### WHAT TO WORK ON
Across the listing that follows, establish how many lines contain the string "breadcrumb" and provide that number by itself.

### RECORDS FOR THE EXERCISE

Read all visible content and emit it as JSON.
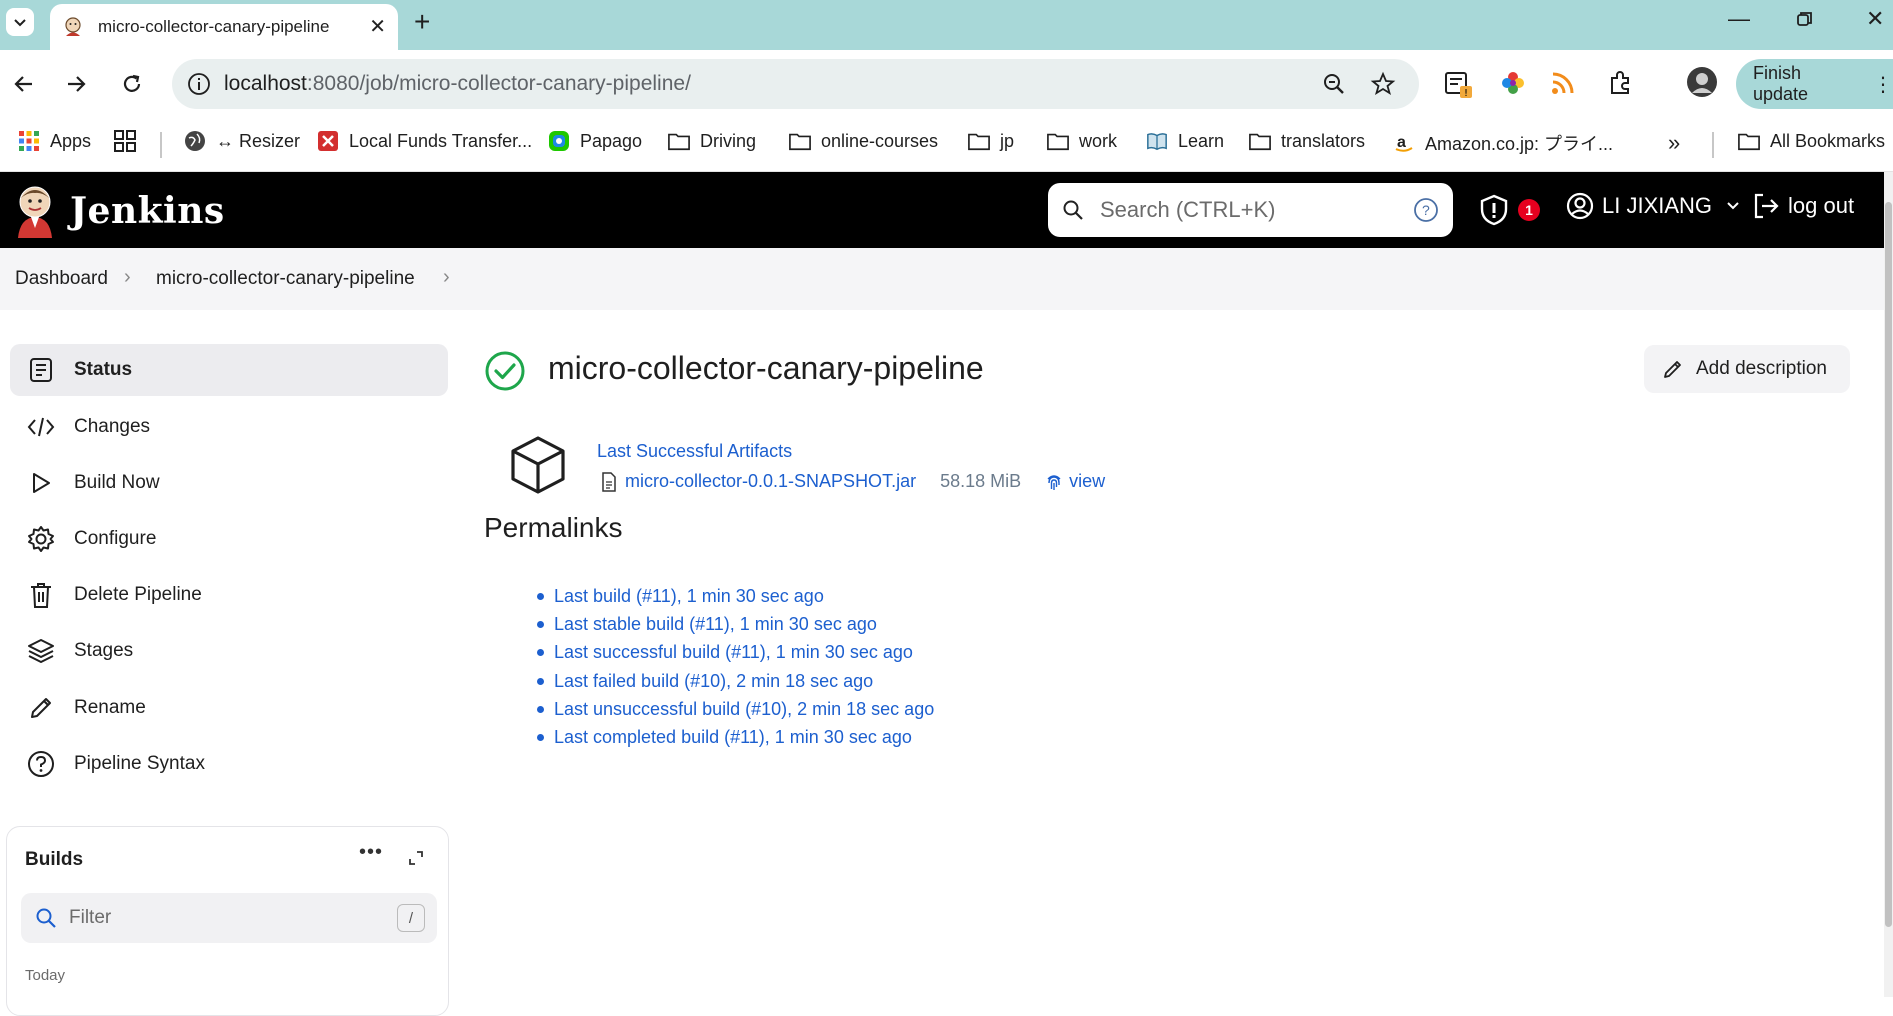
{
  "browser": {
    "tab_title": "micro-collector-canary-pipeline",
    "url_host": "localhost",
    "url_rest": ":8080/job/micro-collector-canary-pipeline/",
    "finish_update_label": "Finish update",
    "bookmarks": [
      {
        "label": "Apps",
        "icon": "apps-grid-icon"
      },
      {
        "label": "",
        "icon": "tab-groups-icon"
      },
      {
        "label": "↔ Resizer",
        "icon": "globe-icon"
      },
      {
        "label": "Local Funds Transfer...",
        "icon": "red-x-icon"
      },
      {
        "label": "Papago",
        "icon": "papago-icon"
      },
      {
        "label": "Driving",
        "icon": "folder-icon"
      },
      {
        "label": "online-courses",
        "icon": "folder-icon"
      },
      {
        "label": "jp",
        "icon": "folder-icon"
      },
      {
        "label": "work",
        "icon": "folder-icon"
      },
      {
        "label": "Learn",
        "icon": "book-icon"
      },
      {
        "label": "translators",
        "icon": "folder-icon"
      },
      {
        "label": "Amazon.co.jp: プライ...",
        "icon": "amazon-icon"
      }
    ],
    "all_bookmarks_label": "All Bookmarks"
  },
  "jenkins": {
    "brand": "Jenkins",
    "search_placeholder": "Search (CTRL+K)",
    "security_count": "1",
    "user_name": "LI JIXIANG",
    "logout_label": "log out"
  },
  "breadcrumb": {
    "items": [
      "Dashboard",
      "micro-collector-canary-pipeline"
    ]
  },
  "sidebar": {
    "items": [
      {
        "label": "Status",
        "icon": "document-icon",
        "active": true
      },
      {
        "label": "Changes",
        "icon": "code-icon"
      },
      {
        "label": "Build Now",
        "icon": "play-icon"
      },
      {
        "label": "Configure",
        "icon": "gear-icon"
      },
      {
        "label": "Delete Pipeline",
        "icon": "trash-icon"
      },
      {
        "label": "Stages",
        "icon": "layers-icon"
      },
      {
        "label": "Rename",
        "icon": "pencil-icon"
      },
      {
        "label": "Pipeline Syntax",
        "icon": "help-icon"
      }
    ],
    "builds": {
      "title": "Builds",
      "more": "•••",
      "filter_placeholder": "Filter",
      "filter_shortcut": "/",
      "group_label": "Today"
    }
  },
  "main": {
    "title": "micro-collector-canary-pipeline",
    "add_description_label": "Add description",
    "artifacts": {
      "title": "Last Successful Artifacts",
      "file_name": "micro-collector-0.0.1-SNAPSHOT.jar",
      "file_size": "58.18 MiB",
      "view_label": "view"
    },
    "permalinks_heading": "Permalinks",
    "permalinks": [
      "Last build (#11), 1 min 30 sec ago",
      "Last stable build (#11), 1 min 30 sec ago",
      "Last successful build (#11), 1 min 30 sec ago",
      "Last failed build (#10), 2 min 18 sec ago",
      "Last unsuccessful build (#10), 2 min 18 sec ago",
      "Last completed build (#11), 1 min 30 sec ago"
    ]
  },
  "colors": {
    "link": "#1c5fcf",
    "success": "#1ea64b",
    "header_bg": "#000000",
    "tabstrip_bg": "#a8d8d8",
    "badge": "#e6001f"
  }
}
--
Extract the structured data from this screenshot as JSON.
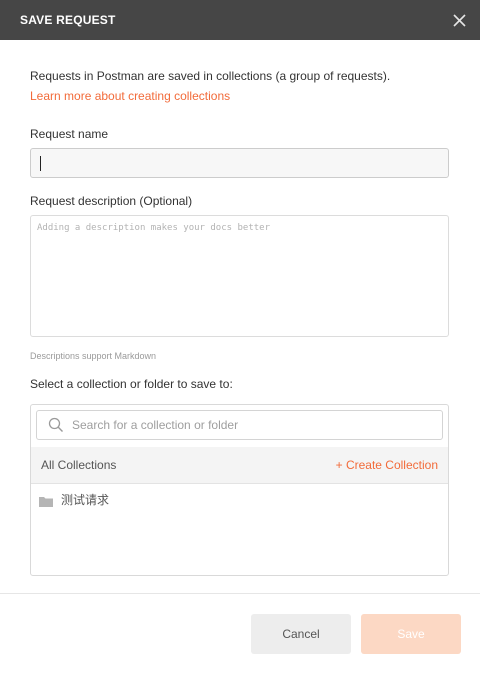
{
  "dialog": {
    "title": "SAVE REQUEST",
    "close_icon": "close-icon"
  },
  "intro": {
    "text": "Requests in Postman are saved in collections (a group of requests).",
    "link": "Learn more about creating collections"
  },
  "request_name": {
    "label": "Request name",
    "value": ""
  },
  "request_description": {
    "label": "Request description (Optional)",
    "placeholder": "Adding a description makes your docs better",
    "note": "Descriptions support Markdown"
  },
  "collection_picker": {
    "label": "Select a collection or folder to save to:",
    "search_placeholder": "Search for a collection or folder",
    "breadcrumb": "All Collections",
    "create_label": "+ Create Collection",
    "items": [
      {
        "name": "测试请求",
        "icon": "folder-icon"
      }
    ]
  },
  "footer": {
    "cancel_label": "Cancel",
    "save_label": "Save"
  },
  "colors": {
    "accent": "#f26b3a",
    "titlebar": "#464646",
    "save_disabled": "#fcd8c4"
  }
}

### RESPONSE AREA
2